I am not sure that New Zealand should open up to Australia first. Further, I am nervous about opening up the Queenstown ski-fields to Australians. My preference would be for New Zealand to first open up to the ‘clean’ Pacific countries, including Fiji which has had no new cases since 20 April (though excluding French Polynesia). (As a form of self-interested aid, New Zealand should extend its Covid19 testing regime to these countries.) Only after that should New Zealand consider offering to join with Australia to form an Oceanian bubble; that is, a conditional offer based on Australia proving that it is safe.

Canada’s long head. Chart by Keith Rankin.

The second chart suggests that the world as a whole has yet to reach its tail. The rate of exponential growth has not changed in the last four weeks. Canada is representative of this problem, with a much higher caseload and an exponential death rate of increase clearly higher than the world’s rate. (For Canada’s above average death rate, note that the red dotted line is higher than the indigo dotted line. And for Canada’s higher growth rate  of Covid19 deaths, we note that the red dotted line is steeper than its indigo counterpart.)
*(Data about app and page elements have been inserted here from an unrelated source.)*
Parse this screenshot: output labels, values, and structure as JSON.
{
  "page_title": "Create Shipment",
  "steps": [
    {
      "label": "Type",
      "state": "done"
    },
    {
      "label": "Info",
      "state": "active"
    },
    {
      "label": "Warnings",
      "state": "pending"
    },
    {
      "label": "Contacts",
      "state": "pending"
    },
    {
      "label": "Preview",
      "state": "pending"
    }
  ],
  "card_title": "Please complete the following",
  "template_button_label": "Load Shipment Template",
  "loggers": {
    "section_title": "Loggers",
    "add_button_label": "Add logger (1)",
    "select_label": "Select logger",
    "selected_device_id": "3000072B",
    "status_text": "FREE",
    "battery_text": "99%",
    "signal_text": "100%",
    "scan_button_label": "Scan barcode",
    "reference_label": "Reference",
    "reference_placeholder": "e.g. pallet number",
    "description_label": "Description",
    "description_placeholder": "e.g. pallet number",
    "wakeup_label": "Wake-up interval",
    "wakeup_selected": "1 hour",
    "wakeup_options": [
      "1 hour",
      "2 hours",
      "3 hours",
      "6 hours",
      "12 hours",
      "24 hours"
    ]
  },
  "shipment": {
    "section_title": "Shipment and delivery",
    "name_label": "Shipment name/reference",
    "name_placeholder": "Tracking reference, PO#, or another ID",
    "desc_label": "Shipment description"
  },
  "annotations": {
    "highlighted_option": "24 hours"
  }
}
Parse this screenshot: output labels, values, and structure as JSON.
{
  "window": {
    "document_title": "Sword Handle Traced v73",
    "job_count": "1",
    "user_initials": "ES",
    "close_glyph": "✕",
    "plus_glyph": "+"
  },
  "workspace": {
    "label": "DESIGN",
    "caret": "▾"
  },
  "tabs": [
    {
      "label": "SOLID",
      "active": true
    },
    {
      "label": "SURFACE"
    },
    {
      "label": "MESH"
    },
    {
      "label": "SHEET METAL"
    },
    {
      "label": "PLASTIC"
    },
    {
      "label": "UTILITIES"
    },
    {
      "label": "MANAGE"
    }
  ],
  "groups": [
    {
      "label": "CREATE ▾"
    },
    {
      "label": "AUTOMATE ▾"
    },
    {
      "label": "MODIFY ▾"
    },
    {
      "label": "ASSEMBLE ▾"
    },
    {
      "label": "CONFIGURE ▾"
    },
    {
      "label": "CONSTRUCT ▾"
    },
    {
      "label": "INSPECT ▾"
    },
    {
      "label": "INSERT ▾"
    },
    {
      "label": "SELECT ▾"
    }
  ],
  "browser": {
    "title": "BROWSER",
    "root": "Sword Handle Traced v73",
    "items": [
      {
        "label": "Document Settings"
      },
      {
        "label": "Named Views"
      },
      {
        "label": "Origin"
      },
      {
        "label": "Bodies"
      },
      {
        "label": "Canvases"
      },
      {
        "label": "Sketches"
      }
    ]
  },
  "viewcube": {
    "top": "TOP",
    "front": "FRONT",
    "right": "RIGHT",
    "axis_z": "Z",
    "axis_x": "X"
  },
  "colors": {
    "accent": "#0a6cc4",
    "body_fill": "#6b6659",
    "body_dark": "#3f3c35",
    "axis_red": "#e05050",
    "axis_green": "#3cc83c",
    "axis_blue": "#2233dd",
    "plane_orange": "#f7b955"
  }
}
Canada is showing what might have happened in New Zealand, just as Italy shows what might have happened in South Korea. Canada serves as a counterfactual for Australia and New Zealand. Canada is the evidence that New Zealand’s Level 4 shutdown was needed.

South Korea gives New Zealand the evidence that a shift down to smart restrictions – using a Level 2 ‘hammer’ rather than a Level 4 ‘sledgehammer’ – can be effective from now, even if there are some new cases. South Korea was even able to hold a general election recently.

Canada is New Zealand’s rear-vision counterfactual. South Korea can be New Zealand’s fore-vision crystal ball, so long as New Zealand plays its policy cards right. South Korea is a month ahead. The most important difference though is that Korea is not moving into winter. I think New Zealand should keep its ski-season domestic, and keep close tabs on the après-ski. After all, much of the European Covid19 epidemic seems to have spread from the skifields of The Alps.